don't panic, because you will be just fine! you really will. everyone else is feeling just as nervous as you are. even those in your class who have been cnas or techs are just as hyper as you are. your ci won't ask you to do anything to a pt. the first time or two, just for the patient. things like getting fresh water, straightening out covers, being the extra person in a transfer, cutting food up into smaller bites, etc. you'll do a lot of talking to your pts. you'll have to know about and be able to discuss their meds. keep 3" x 5" cards in your pocket, but without the pt.'s name. i used first initials.

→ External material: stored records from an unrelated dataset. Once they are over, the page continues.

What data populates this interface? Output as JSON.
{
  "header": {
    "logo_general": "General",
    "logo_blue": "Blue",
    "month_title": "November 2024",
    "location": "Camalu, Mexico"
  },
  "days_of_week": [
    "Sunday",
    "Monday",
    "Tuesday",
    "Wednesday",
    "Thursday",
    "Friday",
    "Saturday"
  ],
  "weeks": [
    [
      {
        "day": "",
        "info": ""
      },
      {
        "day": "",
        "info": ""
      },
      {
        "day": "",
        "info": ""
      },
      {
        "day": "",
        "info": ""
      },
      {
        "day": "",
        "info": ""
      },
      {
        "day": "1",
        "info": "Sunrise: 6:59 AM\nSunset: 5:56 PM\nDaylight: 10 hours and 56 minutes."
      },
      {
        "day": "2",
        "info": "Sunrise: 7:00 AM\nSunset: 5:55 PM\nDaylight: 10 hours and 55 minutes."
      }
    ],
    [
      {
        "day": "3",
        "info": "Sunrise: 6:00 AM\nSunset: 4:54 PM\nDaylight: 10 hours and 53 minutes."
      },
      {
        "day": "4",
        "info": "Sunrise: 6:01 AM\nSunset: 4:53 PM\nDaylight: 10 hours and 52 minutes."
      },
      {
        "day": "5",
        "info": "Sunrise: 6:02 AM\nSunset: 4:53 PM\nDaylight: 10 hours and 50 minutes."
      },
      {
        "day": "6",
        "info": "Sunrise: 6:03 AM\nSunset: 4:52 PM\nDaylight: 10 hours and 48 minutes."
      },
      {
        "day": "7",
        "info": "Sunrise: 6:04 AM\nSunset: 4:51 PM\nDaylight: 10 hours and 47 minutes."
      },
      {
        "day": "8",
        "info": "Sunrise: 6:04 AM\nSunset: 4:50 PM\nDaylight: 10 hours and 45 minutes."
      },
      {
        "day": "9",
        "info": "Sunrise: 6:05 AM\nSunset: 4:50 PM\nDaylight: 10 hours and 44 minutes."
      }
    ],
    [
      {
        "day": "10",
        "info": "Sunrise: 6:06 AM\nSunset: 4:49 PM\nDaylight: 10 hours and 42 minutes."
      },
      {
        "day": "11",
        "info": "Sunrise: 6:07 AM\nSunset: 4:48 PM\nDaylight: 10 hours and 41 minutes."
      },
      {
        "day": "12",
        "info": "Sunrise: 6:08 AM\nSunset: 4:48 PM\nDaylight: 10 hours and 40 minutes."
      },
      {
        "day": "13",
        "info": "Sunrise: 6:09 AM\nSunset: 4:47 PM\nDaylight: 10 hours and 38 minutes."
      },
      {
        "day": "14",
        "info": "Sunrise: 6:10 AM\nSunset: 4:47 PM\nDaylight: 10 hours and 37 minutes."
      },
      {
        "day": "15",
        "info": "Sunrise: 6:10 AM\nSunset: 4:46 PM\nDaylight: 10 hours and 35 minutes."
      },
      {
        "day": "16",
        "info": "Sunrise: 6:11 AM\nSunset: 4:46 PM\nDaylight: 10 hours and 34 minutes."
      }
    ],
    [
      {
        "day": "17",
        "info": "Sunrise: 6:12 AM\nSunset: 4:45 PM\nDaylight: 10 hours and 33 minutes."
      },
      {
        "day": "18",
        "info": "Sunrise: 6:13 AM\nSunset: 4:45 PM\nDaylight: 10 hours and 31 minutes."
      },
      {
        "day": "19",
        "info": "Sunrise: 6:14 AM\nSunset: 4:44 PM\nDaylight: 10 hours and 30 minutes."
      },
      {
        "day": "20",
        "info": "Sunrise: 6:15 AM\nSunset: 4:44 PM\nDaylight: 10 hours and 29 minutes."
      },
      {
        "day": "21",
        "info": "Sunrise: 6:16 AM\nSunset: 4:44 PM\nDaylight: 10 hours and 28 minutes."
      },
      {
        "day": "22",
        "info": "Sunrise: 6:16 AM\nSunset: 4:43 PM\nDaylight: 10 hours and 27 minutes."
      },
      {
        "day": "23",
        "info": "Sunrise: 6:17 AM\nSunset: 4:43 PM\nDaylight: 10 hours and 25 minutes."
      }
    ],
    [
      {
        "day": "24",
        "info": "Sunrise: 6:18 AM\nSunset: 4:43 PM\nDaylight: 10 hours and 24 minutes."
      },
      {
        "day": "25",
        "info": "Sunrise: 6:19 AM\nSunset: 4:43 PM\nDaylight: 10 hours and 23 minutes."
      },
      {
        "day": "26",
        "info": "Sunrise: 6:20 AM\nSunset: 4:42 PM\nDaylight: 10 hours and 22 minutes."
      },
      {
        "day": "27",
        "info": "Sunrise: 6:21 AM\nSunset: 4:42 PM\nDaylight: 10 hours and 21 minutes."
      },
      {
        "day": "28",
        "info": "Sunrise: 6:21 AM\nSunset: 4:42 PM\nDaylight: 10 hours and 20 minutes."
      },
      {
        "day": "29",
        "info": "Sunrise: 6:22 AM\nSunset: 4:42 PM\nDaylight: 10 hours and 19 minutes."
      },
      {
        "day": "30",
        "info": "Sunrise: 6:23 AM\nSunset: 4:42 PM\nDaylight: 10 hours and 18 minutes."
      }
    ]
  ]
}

when you do begin to do some nursing/cna type things, you won't be alone unsupervised. i absolutely promise! it's ok to go slowly. no one expects you to be speedy. that will come as you have gone a few times and have a few hands on experiences. a smile opens a lot of doors and melts a lot of ice.

you'll develop your own personal style as you go along. i have always looked much younger than i really am. i still do. now i'm glad, but then, it was a real problem getting people to take me seriously. one little old lady didn't want me doing anything for or, worse yet, to her.:eek: she kept asking how old i was.

finally after i had told her my age and she didn't believe me any of the times, i finally just blurted out,

"it's ok, i got my driver's license when i was six.";) she relaxed, laughed, and we were fine after that.

you'll be fine once you get started. ask lots of questions, research, keep reading... quit worring!:)

canesdukegirl, BSN, RN

Specializes in Trauma Surgery, Nursing Management. Has 14 years experience. 8 Articles; 2,543 Posts

YES, you mentioned that you were EXCITED!!! I am happy for you and so glad to see the exuberance in your post. This alone will carry you far.

I love the "fake it till you make it" quotes. I use "dress the part and you'll get the part" myself, but I think I will adopt this new one!

Just remember that your instructors will never put you in a position that will cause harm to the patient. If you have questions, ask. Treat the patients with dignity and respect. If you are going into a nursing home for your first rotation, you might be asked a lot of questions by the patients. They love to see new faces and will sometimes chat your ear off. Enjoy this time, because it is valuable to both you and the patient.

I will never forget my first encounter with a patient in a nursing home during my first rotation in clinicals. My patient used to be a lit professor and had suffered a number of strokes. She was non-verbal. She had limited use of her hands and became so frustrated with the cumbersome spelling out of words using a pointer and a sheet of the alphabet, that she would throw it across the room and just cry. She was labeled as a "difficult patient" by the staff. That just broke my heart. Here is this brilliant woman who taught countless students and she could not even hold a pointer long enough to spell out what she wanted. I went out that afternoon and found a magnet board and some magnetized words. I brought that to her the next day to see if that helped her communicate more easily. She took the words "thank you" and held it up for me to see. She put her hand on my face and had tears in her eyes. I will never forget that.

You seem to have so much enthusiasm about nursing, and that is a wonderful start for you. Keep that "incurable optimism" healthy through the next couple of years and you will make a stellar nurse, my friend!

imintrouble, BSN, RN

Specializes in LTC Rehab Med/Surg. Has 16 years experience. 2,406 Posts

Reading your post made me smile. Good luck when you get to clinicals.



128 Posts

One bit of advice is that patients will appreciate you as a student nurse. They love the extra bit of attention the students give them. Enjoy it!

Mutt's Wife, RN

Mutt's Wife, RN

14 Posts

Remember, each of us had a first day at clinical and lived to tell about it, and it's okay to not have had any experience. I'll never forget my first day; I was so worked up and it only turned out to be looking through charts and getting a tour of the facility. If your nursing school is like mine, they will ease you into it. Don't be too hard on yourself like I was. None of us got into nursing already knowing everything. ;) Let us know how it goes!